(Data extracts)

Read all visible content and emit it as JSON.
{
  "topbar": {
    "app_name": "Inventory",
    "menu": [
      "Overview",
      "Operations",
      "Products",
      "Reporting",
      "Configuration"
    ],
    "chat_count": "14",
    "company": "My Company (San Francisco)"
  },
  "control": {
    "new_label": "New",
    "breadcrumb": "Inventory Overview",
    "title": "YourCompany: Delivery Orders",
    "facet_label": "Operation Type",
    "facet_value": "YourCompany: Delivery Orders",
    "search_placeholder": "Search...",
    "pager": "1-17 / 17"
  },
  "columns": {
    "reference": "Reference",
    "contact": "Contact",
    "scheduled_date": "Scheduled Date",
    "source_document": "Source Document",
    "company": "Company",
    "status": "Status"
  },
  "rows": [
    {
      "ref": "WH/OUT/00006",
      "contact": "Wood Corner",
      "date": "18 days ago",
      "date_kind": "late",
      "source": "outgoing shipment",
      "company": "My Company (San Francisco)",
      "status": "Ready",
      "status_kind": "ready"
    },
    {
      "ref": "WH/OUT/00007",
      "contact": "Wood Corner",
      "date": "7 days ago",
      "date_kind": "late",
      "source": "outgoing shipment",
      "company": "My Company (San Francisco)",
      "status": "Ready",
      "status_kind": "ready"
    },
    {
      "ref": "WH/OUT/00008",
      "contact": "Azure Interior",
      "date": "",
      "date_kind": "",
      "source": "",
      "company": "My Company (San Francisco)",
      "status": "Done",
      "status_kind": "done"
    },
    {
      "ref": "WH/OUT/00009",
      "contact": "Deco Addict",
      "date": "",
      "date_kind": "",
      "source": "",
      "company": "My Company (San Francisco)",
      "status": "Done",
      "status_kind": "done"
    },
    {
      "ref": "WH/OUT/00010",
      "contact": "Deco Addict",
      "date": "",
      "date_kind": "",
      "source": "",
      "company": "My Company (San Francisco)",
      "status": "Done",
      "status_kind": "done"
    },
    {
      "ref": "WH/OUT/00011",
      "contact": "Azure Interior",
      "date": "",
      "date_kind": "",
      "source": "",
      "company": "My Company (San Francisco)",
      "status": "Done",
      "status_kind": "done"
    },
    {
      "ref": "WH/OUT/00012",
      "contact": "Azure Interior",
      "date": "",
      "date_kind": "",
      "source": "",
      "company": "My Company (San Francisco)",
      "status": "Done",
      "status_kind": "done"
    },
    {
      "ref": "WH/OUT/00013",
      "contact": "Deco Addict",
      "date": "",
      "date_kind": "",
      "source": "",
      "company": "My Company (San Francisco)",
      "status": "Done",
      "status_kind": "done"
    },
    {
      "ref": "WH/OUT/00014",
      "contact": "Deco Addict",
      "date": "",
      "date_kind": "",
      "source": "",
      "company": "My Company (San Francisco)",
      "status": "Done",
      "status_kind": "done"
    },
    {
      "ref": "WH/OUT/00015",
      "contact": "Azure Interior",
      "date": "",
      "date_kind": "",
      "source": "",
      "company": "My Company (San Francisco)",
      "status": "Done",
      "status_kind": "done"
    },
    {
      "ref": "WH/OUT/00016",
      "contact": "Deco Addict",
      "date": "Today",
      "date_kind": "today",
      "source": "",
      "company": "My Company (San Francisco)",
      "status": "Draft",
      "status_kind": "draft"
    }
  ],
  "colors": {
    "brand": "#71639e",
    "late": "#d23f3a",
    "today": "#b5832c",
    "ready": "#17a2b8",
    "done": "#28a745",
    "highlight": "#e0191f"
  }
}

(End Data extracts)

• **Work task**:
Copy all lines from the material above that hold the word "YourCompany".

• **Expected answer**:
    "title": "YourCompany: Delivery Orders",
    "facet_value": "YourCompany: Delivery Orders",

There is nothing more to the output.